Teen Editorial Staff December 2022 Editorial
Written by Teen Editorial Staff Members Aamina Mughal and Kyle Gerstel
As we enter the depths of winter and the holiday season, art in Seattle is picking up a familiar festive theme—with a twist, of course. Tradition connects us to our heritage and identity, but it can also feel limiting. The ability to evolve traditions and create something new and interesting for the present is and has always been integral to art. Rest assured, there will be plenty of opportunities to revisit and reconstruct our favorite holiday classics this December.
Seattle Public Theater is bringing a Christmas classic to the mix with a revival of their A Very Die Hard Christmas, running from December 3 — 30. Similarly, A Very Drunken Christmas Carol is coming back to the Seattle Opera after a sold-out run in the 2021 season.
Town Hall and Seattle Sacred Music and Arts presented Jovino Santos Neto Quinteto on December 3. The fusion of Traditional Brazilian Music and Jazz uses the traditional to highlight what the future could look like.
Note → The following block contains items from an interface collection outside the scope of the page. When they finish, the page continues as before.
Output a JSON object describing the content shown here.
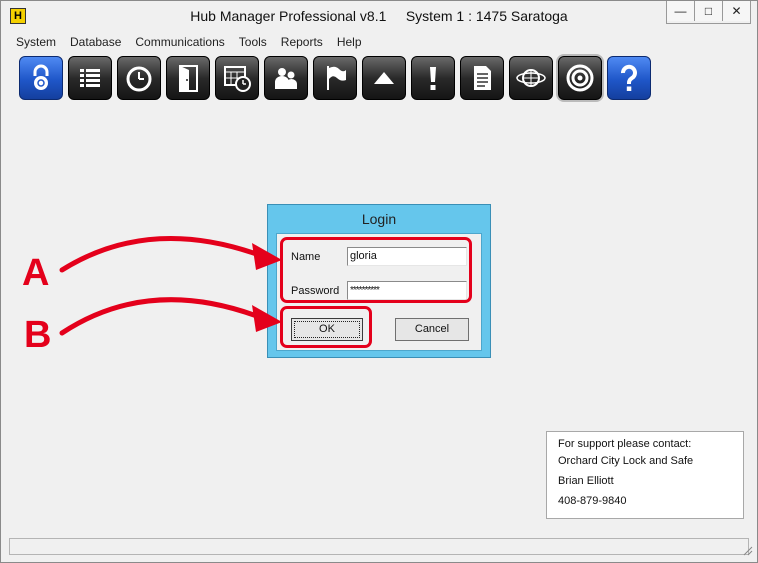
{
  "window": {
    "title": "Hub Manager Professional v8.1     System 1 : 1475 Saratoga",
    "app_icon_letter": "H",
    "controls": {
      "minimize": "—",
      "maximize": "□",
      "close": "✕"
    }
  },
  "menu": [
    "System",
    "Database",
    "Communications",
    "Tools",
    "Reports",
    "Help"
  ],
  "toolbar": [
    {
      "icon": "lock-icon"
    },
    {
      "icon": "list-icon"
    },
    {
      "icon": "clock-icon"
    },
    {
      "icon": "door-icon"
    },
    {
      "icon": "calendar-clock-icon"
    },
    {
      "icon": "people-icon"
    },
    {
      "icon": "flag-icon"
    },
    {
      "icon": "up-arrow-icon"
    },
    {
      "icon": "exclamation-icon"
    },
    {
      "icon": "document-icon"
    },
    {
      "icon": "globe-icon"
    },
    {
      "icon": "target-icon"
    },
    {
      "icon": "help-icon"
    }
  ],
  "login": {
    "title": "Login",
    "name_label": "Name",
    "name_value": "gloria",
    "password_label": "Password",
    "password_value": "**********",
    "ok_label": "OK",
    "cancel_label": "Cancel"
  },
  "annotations": {
    "a": "A",
    "b": "B",
    "color": "#e4001b"
  },
  "support": {
    "line1": "For support please contact:",
    "line2": "Orchard City Lock and Safe",
    "line3": "Brian Elliott",
    "line4": "408-879-9840"
  }
}
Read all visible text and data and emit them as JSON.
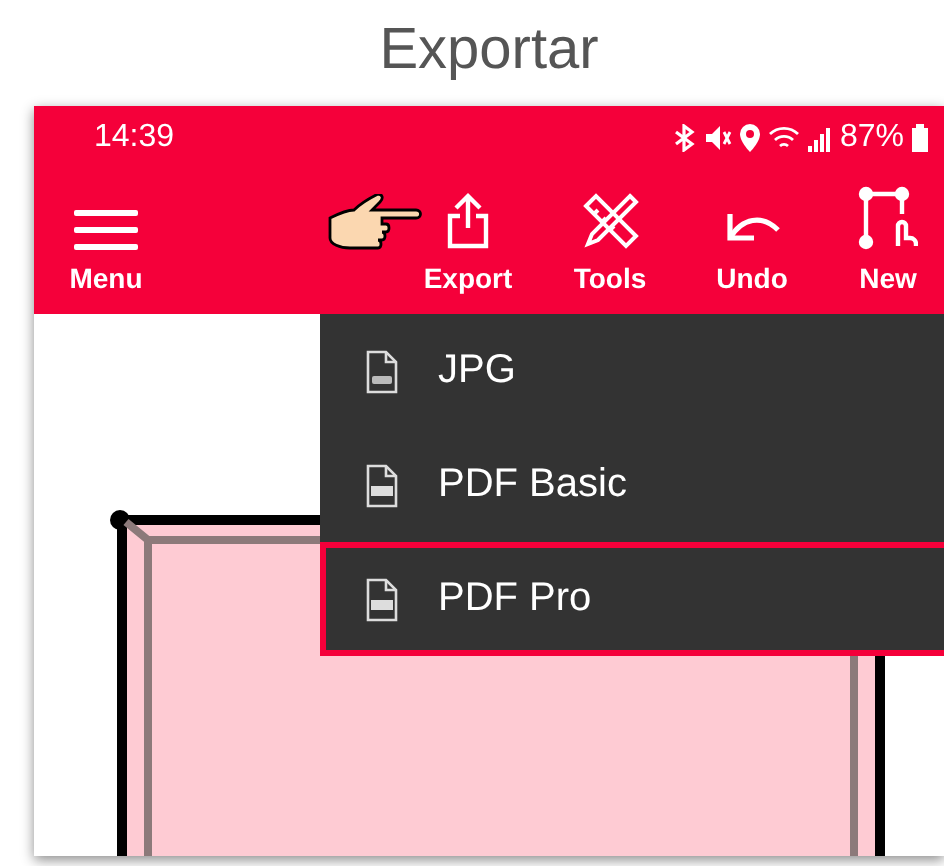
{
  "heading": "Exportar",
  "status_bar": {
    "time": "14:39",
    "battery": "87%"
  },
  "toolbar": {
    "menu": "Menu",
    "actions": [
      {
        "label": "Export",
        "kind": "export"
      },
      {
        "label": "Tools",
        "kind": "tools"
      },
      {
        "label": "Undo",
        "kind": "undo"
      },
      {
        "label": "New",
        "kind": "new"
      }
    ]
  },
  "export_menu": [
    {
      "label": "JPG",
      "kind": "jpg",
      "selected": false
    },
    {
      "label": "PDF Basic",
      "kind": "pdf",
      "selected": false
    },
    {
      "label": "PDF Pro",
      "kind": "pdf",
      "selected": true
    }
  ]
}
The group’s style is characterized by “energetic grooves, deep harmonies, telepathic improvisation, lyrical melodies, and great ensemble playing— always inspired and informed by the colorful richness of Brazilian music” (Town Hall).
Finding contemporary relations to the past, the Burke Museum presents Body Language: Reawakening Cultural Tattooing of the Northwest. The exhibit explores the Indigenous practices around tattooing and how those traditions are being brought back, resisting generations of cultural erasure.
Everything was beautiful and nothing hurt draws inspiration from Kurt Vonnegut’s Slaughterhouse-Five to tell stories of loss and trauma. Seattle Arts and Lectures hosted another artistic and literary great with Patti Smith: In Person and Online as Smith continues with her tour for A Book of Days. This month, we’re highlighting art that reveres, revisits, and reinvents the past for a more culturally profound and compassionate world.